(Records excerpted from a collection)
▬▬▬▬▬▬

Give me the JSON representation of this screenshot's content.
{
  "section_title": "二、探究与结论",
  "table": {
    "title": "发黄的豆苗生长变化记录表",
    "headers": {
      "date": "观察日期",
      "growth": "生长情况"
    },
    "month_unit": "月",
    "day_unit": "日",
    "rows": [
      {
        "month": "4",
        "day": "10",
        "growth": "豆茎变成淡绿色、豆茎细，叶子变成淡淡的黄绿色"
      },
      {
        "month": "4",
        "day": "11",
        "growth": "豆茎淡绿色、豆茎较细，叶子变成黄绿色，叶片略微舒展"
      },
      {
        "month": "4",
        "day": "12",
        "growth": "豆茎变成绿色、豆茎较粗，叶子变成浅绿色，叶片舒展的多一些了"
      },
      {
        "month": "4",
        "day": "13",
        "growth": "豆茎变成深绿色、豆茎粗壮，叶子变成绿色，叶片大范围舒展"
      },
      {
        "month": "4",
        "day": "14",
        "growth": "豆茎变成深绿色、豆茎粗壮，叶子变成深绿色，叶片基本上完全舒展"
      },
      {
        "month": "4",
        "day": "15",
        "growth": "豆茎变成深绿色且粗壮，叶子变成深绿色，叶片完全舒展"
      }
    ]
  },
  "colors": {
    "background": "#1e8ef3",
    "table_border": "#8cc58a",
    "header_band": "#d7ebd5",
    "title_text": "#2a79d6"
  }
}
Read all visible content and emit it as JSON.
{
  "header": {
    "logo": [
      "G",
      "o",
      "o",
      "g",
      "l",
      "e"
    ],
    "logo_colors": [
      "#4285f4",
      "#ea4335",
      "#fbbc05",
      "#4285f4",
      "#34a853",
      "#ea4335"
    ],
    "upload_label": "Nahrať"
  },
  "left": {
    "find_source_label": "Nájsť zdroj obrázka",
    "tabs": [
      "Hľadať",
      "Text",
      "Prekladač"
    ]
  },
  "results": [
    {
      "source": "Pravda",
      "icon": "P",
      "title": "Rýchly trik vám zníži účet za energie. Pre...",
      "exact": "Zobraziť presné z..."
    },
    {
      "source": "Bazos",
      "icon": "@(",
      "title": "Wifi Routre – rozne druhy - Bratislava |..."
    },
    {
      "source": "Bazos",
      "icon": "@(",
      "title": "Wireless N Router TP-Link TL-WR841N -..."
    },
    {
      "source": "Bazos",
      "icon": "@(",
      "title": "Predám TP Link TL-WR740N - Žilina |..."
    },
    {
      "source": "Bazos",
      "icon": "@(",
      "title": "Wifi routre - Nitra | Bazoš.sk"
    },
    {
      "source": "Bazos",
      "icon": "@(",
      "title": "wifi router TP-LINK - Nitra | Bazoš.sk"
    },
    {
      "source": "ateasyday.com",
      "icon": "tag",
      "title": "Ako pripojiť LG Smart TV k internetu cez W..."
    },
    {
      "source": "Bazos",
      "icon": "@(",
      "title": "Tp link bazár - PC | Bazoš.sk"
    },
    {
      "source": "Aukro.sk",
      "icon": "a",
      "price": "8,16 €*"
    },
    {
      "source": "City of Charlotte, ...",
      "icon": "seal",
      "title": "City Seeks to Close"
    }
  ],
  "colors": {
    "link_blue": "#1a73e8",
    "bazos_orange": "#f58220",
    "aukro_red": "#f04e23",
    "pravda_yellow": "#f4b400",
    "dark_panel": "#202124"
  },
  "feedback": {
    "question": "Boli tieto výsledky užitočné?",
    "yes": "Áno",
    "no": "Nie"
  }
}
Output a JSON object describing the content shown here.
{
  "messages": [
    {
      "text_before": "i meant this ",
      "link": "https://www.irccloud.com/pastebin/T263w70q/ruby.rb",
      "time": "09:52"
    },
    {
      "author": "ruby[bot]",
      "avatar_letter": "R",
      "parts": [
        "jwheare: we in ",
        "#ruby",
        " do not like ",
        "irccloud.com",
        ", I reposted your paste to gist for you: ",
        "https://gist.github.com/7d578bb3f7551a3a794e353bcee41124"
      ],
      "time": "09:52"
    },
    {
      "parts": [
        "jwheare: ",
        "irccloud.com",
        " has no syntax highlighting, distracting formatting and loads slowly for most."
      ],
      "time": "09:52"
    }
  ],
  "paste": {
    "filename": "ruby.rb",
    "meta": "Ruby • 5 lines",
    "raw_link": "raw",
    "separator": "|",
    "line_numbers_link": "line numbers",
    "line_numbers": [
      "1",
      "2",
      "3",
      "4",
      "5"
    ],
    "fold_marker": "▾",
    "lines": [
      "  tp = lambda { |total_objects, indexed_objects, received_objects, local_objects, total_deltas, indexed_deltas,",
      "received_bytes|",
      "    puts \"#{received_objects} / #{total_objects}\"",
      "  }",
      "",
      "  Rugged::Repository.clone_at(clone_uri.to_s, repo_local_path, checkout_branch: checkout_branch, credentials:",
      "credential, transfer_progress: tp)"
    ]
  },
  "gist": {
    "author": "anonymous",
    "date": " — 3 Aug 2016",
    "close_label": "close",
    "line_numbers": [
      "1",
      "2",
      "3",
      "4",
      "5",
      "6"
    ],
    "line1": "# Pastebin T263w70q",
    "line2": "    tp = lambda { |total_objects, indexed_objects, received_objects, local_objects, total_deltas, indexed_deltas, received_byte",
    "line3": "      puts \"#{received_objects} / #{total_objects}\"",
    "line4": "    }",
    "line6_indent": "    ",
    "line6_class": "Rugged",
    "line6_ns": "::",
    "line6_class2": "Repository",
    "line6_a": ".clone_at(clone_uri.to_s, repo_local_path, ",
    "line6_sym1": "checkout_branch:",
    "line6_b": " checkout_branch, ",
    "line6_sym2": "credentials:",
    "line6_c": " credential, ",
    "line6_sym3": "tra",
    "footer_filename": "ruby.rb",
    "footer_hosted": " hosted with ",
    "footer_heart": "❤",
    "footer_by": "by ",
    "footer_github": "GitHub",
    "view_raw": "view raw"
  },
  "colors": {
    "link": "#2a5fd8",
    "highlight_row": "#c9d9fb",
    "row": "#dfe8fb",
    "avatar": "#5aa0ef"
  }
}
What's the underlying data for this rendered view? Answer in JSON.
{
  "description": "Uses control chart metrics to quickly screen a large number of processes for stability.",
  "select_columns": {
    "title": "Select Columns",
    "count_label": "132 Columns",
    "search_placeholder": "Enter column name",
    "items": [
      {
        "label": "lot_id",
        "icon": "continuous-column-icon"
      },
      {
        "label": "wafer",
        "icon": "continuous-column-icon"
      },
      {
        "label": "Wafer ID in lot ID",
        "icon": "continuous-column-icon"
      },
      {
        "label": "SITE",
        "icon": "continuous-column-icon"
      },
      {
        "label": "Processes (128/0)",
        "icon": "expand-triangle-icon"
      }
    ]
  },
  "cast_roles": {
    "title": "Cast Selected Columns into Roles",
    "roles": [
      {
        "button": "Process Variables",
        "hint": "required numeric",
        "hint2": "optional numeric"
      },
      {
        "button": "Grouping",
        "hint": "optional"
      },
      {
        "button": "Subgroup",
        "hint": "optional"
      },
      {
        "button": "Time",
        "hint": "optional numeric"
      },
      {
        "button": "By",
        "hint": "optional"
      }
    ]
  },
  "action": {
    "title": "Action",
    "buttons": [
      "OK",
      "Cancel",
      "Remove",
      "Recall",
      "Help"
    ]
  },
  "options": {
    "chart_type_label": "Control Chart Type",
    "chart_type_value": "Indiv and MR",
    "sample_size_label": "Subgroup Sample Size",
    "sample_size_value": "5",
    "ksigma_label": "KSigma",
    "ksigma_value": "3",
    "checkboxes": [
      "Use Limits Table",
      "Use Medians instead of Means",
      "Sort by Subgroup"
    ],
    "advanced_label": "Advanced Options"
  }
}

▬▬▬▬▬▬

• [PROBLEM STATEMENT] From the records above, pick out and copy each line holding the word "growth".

• [RESPONSE BOX]
      "growth": "生长情况"
        "growth": "豆茎变成淡绿色、豆茎细，叶子变成淡淡的黄绿色"
        "growth": "豆茎淡绿色、豆茎较细，叶子变成黄绿色，叶片略微舒展"
        "growth": "豆茎变成绿色、豆茎较粗，叶子变成浅绿色，叶片舒展的多一些了"
        "growth": "豆茎变成深绿色、豆茎粗壮，叶子变成绿色，叶片大范围舒展"
        "growth": "豆茎变成深绿色、豆茎粗壮，叶子变成深绿色，叶片基本上完全舒展"
        "growth": "豆茎变成深绿色且粗壮，叶子变成深绿色，叶片完全舒展"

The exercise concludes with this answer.